When that happens, you usually get a single packed item. It’s easier to justify a single bag of chips, than a massive 20-bag value pack. Especially if you know it’s not a good idea, and that little voice in your head is getting in the way (unsuccessfully).
That’s why you can find big value packs AND small packs. They reduce friction when it comes to making (questionable) choices, and it works. It’s so easy you can’t say no.
When it comes to starting new habits, too often we overcomplicate things.
We want to go from couch potato to Usain Bolt in 5 easy steps. We set expectations high, and make it too difficult to see positive change from our starting point. We don’t stand a chance.
Here are some examples: go from zero books, to one book a month. Go from cookie monster to zero sweets or desserts, starting Monday. Go to the gym at 5am (when you usually get up at 8:58).
Instead, make it easy. Unbundle the change you want to see.
Start from one page a day. Go to bed and wake up 15 minutes earlier every week, for two months. Go to the gym twice a week, not every day. Only have sweets during the weekend, then get your favourite ones. Make it so easy you can’t say no.
Use strategic positioning to trick yourself into buying
Impulse purchases usually happen close to the tills, where the right objects are positioned in the right place to scream at you at the right time.
I learnt this from my chewing gum story, and used it to build good habits ever since.
In September, I started journaling again.
I bought a beautiful notepad made of special paper that can be easily scanned and saved into Evernote. It feels sturdy, and my pen slides over the pages in an effortless dance.
When I started journaling, I wanted to capture my thoughts every evening before going to sleep and yet, I keep forgetting. The journal hopelessly waited on my desk, until I’d notice it in the morning and feel guilty. Every time. Then it got me: the desk isn’t where I end my days!
I now keep it on my bedside table and move it to my pillow in the morning (together with my 5 Minute Journal): that’s the last thing I see on my way to bed. I haven’t skipped a day in months.
Think about the places and objects around you when it’s habit-time.
Want to run in the morning? Leave your running shoes in the hallway.
Want to read after waking up? Move your alarm clock away from arms reach and put a book under it.
Make sure objects are in the right place at the right time, like those chewing gums at checkout.
Use these three principles combined, and you’ll be impulse-buying your way to a new routine.
Use purpose-specific objects
Have you ever wondered what is the difference between baking chocolate and standard eating chocolate?
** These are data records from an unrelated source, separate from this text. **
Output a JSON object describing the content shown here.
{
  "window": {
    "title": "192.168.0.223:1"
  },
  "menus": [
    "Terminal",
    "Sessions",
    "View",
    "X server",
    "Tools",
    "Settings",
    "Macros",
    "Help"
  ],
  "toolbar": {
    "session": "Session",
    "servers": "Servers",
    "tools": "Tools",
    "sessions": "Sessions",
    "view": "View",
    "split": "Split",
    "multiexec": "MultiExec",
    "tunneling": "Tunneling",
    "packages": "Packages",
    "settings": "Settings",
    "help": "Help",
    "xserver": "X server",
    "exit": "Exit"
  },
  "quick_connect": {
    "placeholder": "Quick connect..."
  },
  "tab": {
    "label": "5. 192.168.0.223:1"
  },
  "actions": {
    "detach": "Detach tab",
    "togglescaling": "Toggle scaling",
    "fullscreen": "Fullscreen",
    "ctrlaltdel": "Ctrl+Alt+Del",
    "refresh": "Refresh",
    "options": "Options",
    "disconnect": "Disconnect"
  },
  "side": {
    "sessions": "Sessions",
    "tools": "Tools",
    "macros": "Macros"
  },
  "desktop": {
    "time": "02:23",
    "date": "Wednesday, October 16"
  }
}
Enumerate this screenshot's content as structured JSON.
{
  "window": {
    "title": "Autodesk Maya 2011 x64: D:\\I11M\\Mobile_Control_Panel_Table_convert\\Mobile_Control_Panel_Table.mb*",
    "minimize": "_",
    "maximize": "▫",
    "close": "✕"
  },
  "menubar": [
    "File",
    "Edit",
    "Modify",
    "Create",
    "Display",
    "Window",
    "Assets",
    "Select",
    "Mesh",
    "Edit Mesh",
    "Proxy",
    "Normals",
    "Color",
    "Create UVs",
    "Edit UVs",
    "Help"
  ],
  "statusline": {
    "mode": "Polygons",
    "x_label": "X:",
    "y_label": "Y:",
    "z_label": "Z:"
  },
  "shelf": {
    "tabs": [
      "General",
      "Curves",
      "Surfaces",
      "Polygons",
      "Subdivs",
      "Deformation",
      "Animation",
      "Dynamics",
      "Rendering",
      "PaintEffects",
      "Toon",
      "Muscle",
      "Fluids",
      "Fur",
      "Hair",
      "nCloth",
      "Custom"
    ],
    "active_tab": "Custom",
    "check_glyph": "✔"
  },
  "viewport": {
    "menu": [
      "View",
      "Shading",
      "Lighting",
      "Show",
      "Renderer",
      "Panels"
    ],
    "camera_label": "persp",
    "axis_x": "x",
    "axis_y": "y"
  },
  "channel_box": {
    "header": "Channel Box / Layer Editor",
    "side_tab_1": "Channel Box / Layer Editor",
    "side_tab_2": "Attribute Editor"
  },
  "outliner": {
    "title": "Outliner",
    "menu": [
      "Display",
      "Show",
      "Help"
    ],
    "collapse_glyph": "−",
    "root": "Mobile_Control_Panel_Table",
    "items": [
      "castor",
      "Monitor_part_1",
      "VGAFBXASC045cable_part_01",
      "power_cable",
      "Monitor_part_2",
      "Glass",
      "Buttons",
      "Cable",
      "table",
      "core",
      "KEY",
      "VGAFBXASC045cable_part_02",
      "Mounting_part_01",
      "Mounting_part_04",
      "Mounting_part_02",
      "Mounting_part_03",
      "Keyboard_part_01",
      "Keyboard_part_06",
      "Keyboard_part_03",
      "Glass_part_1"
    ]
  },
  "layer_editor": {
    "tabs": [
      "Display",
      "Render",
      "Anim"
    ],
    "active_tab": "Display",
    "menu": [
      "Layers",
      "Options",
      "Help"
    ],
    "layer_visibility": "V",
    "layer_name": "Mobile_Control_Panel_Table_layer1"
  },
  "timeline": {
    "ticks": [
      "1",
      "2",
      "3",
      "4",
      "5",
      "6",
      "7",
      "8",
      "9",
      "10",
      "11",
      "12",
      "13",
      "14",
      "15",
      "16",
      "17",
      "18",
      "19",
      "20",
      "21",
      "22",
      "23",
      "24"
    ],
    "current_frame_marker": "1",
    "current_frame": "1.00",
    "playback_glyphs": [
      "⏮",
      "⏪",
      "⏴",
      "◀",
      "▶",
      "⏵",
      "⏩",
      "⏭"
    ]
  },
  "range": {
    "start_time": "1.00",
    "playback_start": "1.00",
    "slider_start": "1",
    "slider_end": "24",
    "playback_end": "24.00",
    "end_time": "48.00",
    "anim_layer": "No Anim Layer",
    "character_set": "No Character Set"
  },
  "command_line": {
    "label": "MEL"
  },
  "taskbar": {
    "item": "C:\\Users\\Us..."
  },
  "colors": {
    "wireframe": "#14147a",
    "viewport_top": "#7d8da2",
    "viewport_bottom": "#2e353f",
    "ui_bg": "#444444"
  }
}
They are stocked in different aisles.
To cope with information overload, our brains rely on categories to reduce the need for processing power. This is why products are becoming more specialised: it’s easier to package the same chocolate in two different products than it is to convince the human brain that one item can belong to two categories at the same time.
When forming healthy habits, use action-specific objects.
Journal on paper, rather than on your phone.
Buy a cushion if you want to meditate every morning.
Read on a Kindle or a paper book instead of an iPad or iPhone.
Your brain will associate that one object to one category, and trigger a reminder for your positive habit every time you see it.
Use appearance and perception to your advantage
Speaking of chocolate, some time ago I tried a Mast Brothers bar.
The stylish wrapping and the minimal text screamed: “I am the best chocolate on the shelf”, and the thick paper reassured me that the extra money was totally worth it. It’s a great experience.
The chocolate wasn’t even that good, but I’d buy it again.
Celebrate your new habits by giving yourself the best possible experience.
If you want to floss every day, buy the best-tasting dental floss you can find.
If you want to start writing, buy a pen or a keyboard you’ll be looking forward to using.
Make it a great experience it’s impossible to say no to.
You can apply these tips from today.
Remember, whatever healthy habit you’ve been struggling to keep up, make sure you use your mental shortcuts to make things easier for yourself without relying on willpower.
- Keep it simple
- Place it where you see it
- Use specific objects
- Make it special
Now go and create your next healthy habit.
Do it today.